* **Problem to solve**: Within these entries, which lines include the string "label"? Copy each one.

**** Raw data

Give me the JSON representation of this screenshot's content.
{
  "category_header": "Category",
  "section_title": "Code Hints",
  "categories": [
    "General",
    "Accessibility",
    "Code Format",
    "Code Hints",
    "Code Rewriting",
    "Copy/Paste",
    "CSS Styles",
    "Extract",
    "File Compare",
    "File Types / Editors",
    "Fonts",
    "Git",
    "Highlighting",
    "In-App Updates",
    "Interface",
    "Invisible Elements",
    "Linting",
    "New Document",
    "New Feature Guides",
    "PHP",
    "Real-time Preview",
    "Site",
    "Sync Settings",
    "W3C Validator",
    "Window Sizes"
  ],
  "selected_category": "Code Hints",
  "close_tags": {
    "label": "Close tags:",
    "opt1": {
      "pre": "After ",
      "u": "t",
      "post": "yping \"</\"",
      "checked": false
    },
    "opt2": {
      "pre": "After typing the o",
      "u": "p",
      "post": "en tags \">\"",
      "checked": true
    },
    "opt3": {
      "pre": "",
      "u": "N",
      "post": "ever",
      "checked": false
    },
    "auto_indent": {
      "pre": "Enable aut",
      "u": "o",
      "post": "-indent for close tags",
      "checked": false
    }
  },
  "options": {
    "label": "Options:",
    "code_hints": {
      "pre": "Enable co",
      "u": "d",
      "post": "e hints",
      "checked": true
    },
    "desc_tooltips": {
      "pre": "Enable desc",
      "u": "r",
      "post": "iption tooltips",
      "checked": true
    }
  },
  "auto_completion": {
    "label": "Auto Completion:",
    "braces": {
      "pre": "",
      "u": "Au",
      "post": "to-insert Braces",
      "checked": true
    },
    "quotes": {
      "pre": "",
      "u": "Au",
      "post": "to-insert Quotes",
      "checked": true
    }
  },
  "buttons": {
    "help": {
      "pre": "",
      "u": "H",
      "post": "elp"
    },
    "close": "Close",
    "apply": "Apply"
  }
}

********

* **Result below**:
    "label": "Close tags:",
    "label": "Options:",
    "label": "Auto Completion:",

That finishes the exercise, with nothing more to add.